The complaints here charge statutory offenses, for which statutory punishment is provided. Title 13, Sections 366, 369, Code of Alabama 1940.
CATES, Judge (concurring specially in denial of the application):
As to the application for rehearing, I think it is only needful to note that the wording of the judgment of the juvenile court shows that it purports to be based on the authority of Code 1940, T. 15, § 419.
Hence, if the act charged is not "an offense against the person or property of another," as this statute directs, then the judgment of conviction cannot support the demanding of recognizance with sureties to keep the peace, as distinguished from "to be of good behavior." See Blackstone, Comm. iv. 251.
Beyond this I am loathe to go. Before I should abandon Blackstone for Judge Poffenbarger, I should want to see a clearer indication of § 419, supra, being preemptive of the common law.
There are subsidiary questions of the extent of assimilation of English statutes into the body of the common law and the extent of statutes applying to British realms beyond the seas.
Too, our Code ingenuously provides:
Does this mean the cut off date is 1607 with the landing of English settlers or July 4, 1776? See Carter v. Balfour, 19 Ala. 814.
Again, is binding over after conviction
Whether or not the Justices of the Peace Act of 1361, Halsbury's Statutes of England, 2d Ed., Vol. 14, p. 709 (34 Edw. III, c. 1), conferring authority over rioters, barrators, rebels and those who blemish the peace, etc., is part of the received common law of this state is not now necessary to decide.
The case of State v. Gilliland, 51 W.Va. 278, 41 S.E. 131, 90 Am.St.Rep. 793, seems to rest on the assumption that Virginia
In addition to the Act of 1361, supra, we also find:
(a) The inherent common law authority of conservators of the peace, per Avory, J., in Lansbury v. Riley (1914), 3 K.B. 229; see also form of bond used in Goodwin v. Governor, 1 Stew. & P. 465.
(b) English statutory authority of justices antedating July 4, 1776, e. g., 2 Edw. III, c. 6.
(c) The statutory peace bond where threats of force are made—T. 15, § 401; Murray v. State, 32 Ala.App. 305, 25 So.2d 704.
(d) The statutory power of a juvenile court, under Code 1940, T. 13, § 351, to issue "an injunctive order against" a person who contributes to the delinquency of a child—without interfering with prosecution, for example, under T. 13, § 366.
(e) The authority of courts of equity to enjoin otherwise irreparably damaging threatened criminal acts. Blount v. Sixteenth St. Baptist Church, 206 Ala. 423, 90 So. 602; United States v. U. S. Klans, Knights of Ku Klux Klan, Inc., D.C., 194 F.Supp. 897.
The quo modo of the offense of instant concern was that the appellants encouraged certain named children not to attend school. See Code 1940, T. 52, §§ 297, as amended, 301 and 304. This is not within the usually thought of concept of an offense against the person.

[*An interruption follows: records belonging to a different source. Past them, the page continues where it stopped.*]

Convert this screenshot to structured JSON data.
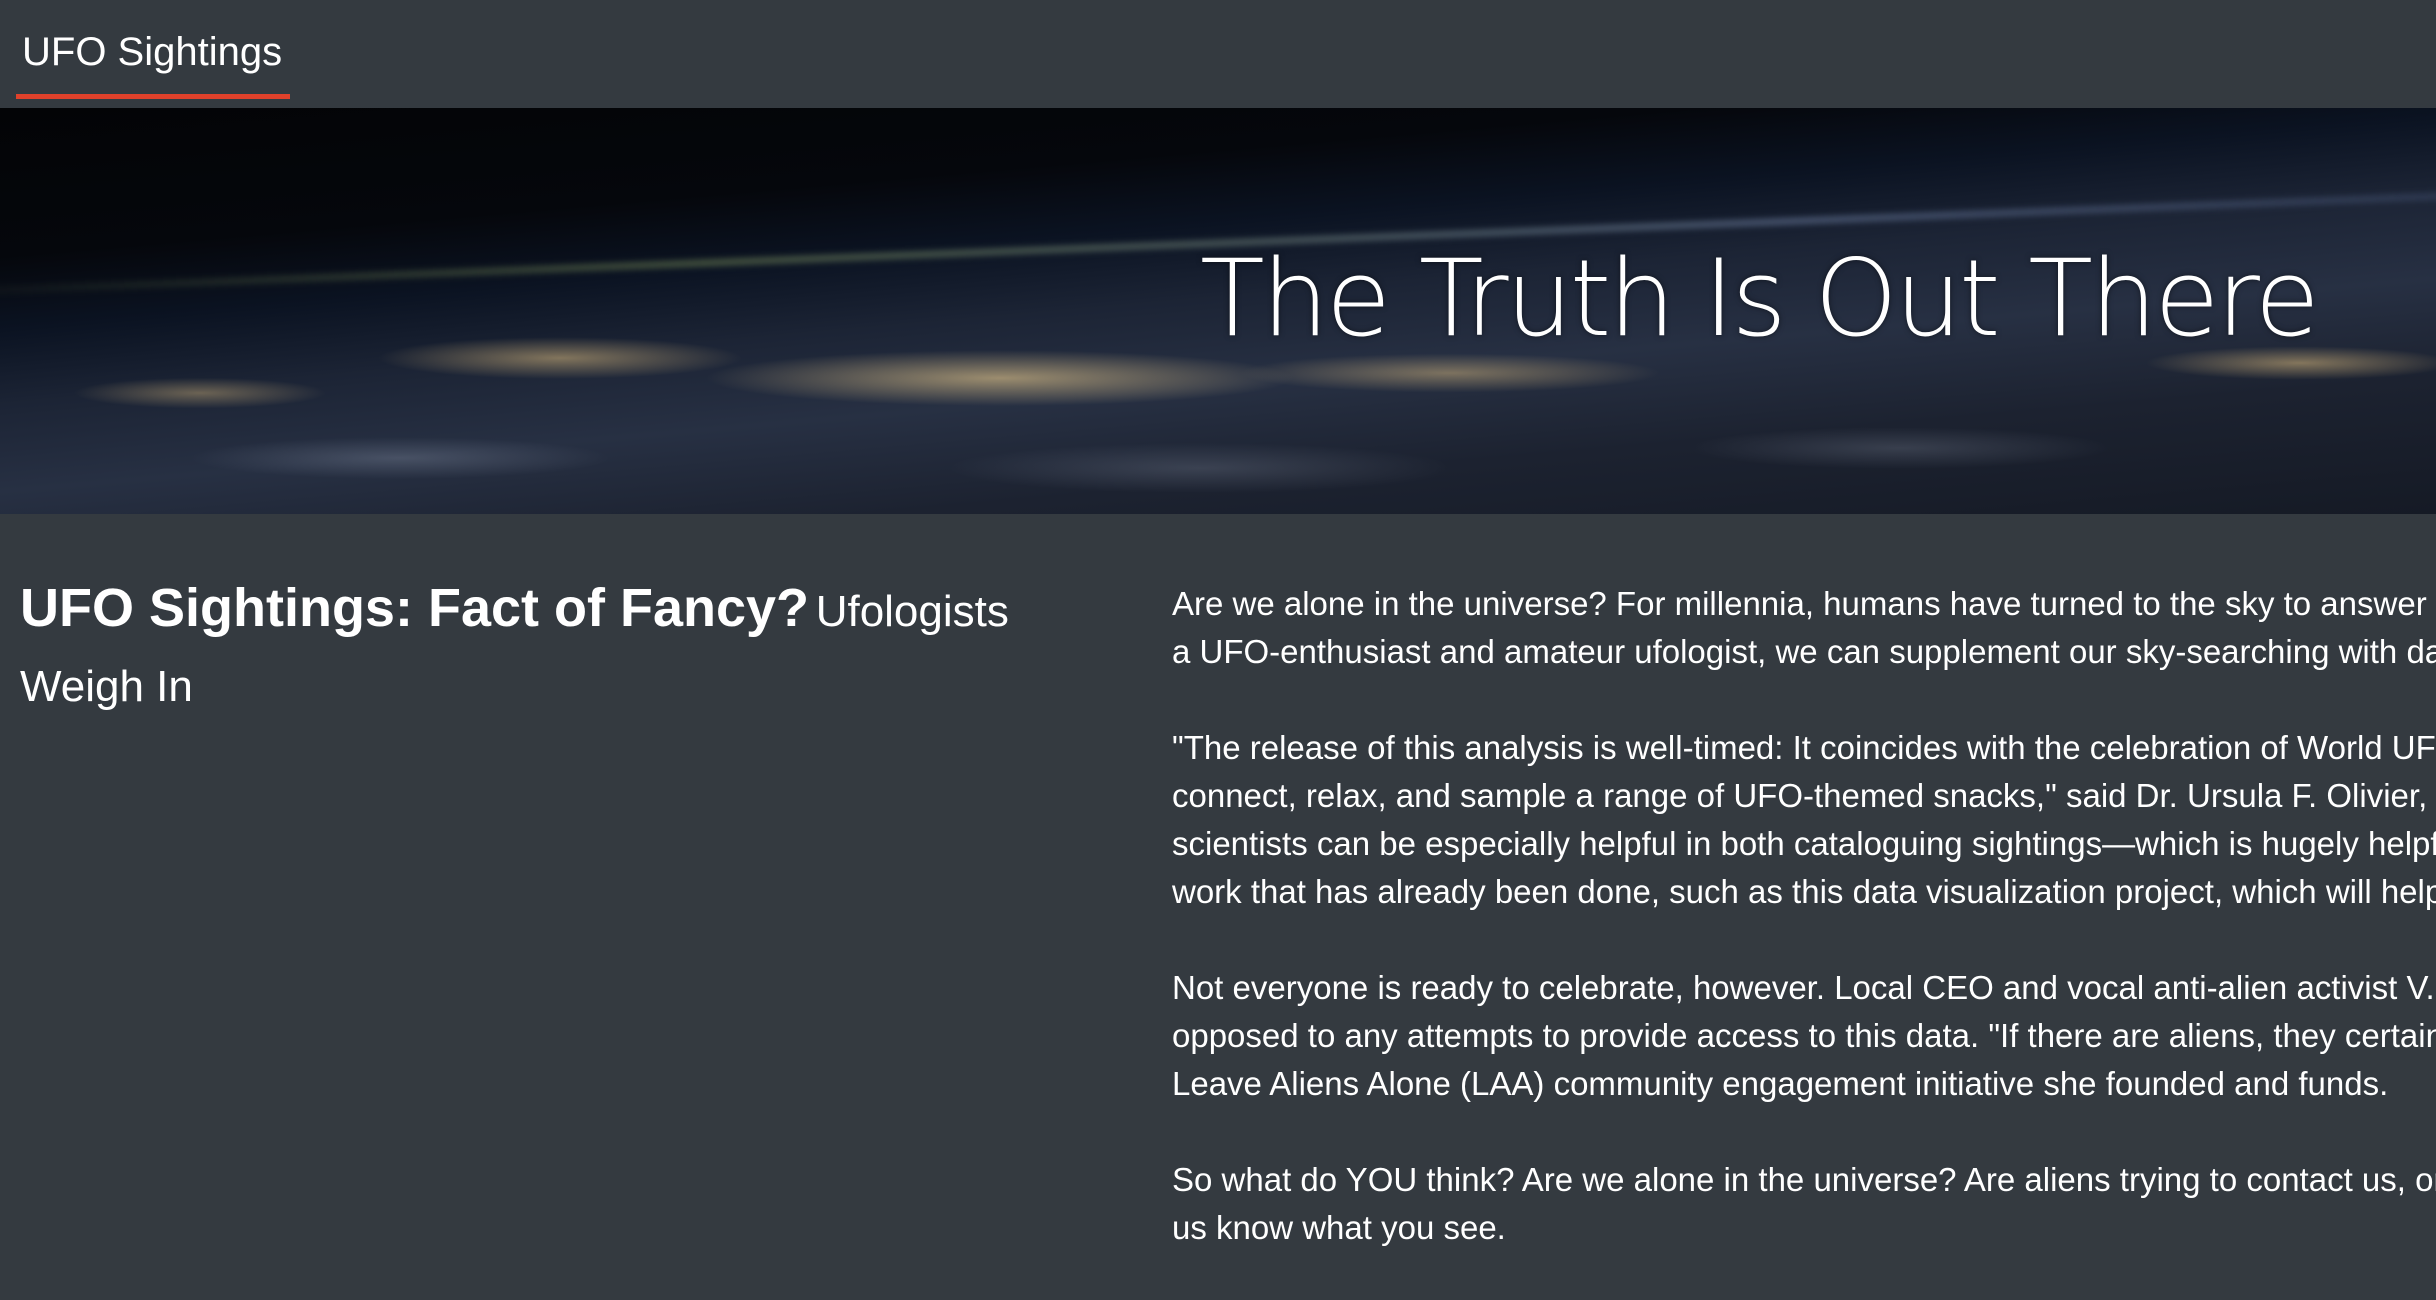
{
  "navbar": {
    "brand": "UFO Sightings",
    "accent_color": "#e0412b"
  },
  "hero": {
    "title": "The Truth Is Out There",
    "image": "earth-at-night-from-space"
  },
  "headline": {
    "main": "UFO Sightings: Fact of Fancy?",
    "sub": "Ufologists Weigh In"
  },
  "article": {
    "paragraphs": [
      "Are we alone in the universe? For millennia, humans have turned to the sky to answer th\na UFO-enthusiast and amateur ufologist, we can supplement our sky-searching with dat",
      "\"The release of this analysis is well-timed: It coincides with the celebration of World UF\nconnect, relax, and sample a range of UFO-themed snacks,\" said Dr. Ursula F. Olivier, th\nscientists can be especially helpful in both cataloguing sightings—which is hugely helpfu\nwork that has already been done, such as this data visualization project, which will help",
      "Not everyone is ready to celebrate, however. Local CEO and vocal anti-alien activist V. Is\nopposed to any attempts to provide access to this data. \"If there are aliens, they certain\nLeave Aliens Alone (LAA) community engagement initiative she founded and funds.",
      "So what do YOU think? Are we alone in the universe? Are aliens trying to contact us, or c\nus know what you see."
    ]
  },
  "colors": {
    "background": "#343a40",
    "text": "#ffffff"
  }
}
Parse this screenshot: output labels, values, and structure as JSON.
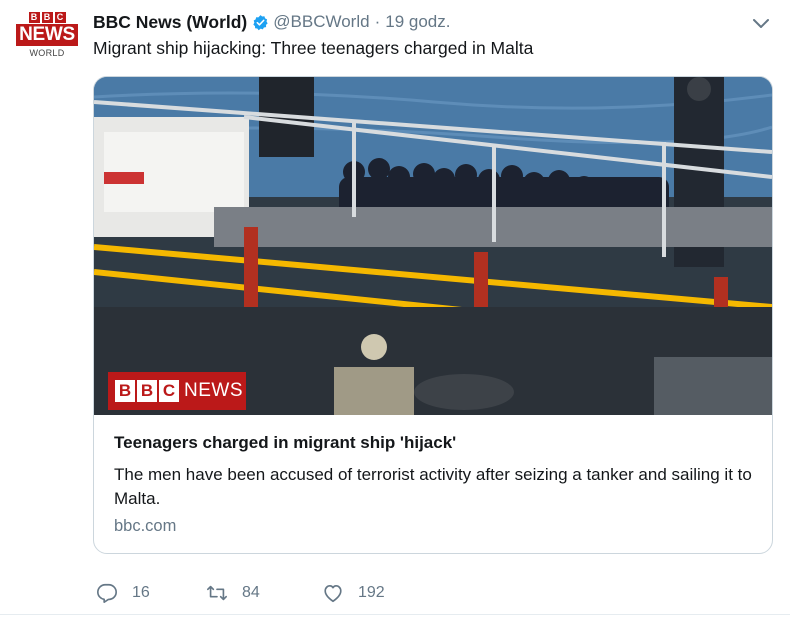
{
  "tweet": {
    "avatar": {
      "letters": [
        "B",
        "B",
        "C"
      ],
      "news": "NEWS",
      "world": "WORLD"
    },
    "display_name": "BBC News (World)",
    "handle": "@BBCWorld",
    "separator": "·",
    "time": "19 godz.",
    "text": "Migrant ship hijacking: Three teenagers charged in Malta",
    "card": {
      "image_watermark": {
        "letters": [
          "B",
          "B",
          "C"
        ],
        "word": "NEWS"
      },
      "title": "Teenagers charged in migrant ship 'hijack'",
      "description": "The men have been accused of terrorist activity after seizing a tanker and sailing it to Malta.",
      "domain": "bbc.com"
    },
    "actions": {
      "replies": "16",
      "retweets": "84",
      "likes": "192"
    }
  },
  "colors": {
    "bbc_red": "#bb1919",
    "verified_blue": "#1da1f2",
    "secondary_text": "#657786",
    "border": "#ccd6dd"
  },
  "icons": [
    "chevron-down-icon",
    "verified-badge-icon",
    "reply-icon",
    "retweet-icon",
    "like-icon"
  ]
}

This is all I think we have to decide in the case at bar before the Supreme Court of Alabama has had occasion to construe § 419, supra.
Reference can be made—to the reader's confusion—to the following additional cases and writings:
1. Blackstone, Comm. iv., Ch. XVIII.
2. Burn's, Justice of the Peace (24th Ed.), V p. 307, Surety for the Good Behavior.
4. Plucknett, Concise History of the Common Law, 167-169.
5. Delone, Preventive Justice, Note, 88 U.Pa.L.Rev. 331.
6. R. v. Dunn (1840), 12 A. & E. 599.
7. R. v. Dunn (1847), 12 A. & E. N.S. 1026.
8. Estes v. State, 21 Tenn. 496.
9. MacKenzie v. Martin (Can.), (1954) S.C.R. 361.